The task
Show each line in the listing below that contains the word "icon".

Available data
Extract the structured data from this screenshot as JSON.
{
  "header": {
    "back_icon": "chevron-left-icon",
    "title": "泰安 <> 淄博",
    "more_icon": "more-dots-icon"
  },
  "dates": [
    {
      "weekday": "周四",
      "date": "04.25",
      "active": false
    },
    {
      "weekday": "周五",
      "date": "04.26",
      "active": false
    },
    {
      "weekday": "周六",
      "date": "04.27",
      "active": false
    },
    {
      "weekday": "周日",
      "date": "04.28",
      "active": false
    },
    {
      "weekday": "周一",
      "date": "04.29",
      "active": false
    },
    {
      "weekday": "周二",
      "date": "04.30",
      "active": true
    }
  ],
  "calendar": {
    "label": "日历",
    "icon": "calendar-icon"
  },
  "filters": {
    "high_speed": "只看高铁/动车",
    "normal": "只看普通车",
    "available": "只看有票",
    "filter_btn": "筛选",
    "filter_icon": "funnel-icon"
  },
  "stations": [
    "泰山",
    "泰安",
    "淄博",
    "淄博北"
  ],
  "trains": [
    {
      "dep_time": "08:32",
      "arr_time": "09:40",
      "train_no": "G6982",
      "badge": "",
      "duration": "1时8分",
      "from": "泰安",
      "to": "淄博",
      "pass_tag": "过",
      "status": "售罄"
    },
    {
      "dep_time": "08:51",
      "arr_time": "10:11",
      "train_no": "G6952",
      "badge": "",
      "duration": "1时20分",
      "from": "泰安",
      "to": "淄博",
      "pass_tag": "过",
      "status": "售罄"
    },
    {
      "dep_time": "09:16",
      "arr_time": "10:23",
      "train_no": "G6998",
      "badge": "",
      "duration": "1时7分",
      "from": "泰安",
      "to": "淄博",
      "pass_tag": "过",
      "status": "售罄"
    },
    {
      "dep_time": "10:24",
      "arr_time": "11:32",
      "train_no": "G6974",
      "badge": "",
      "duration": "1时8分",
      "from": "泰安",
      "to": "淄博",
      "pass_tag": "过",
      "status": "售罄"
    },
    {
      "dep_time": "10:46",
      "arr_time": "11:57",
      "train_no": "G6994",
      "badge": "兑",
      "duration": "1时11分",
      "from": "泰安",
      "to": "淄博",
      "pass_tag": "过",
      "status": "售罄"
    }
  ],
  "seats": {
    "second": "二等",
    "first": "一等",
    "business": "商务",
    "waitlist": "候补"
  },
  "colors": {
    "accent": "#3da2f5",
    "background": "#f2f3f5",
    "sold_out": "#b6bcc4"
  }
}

Expected answer
    "back_icon": "chevron-left-icon",
    "more_icon": "more-dots-icon"
    "icon": "calendar-icon"
    "filter_icon": "funnel-icon"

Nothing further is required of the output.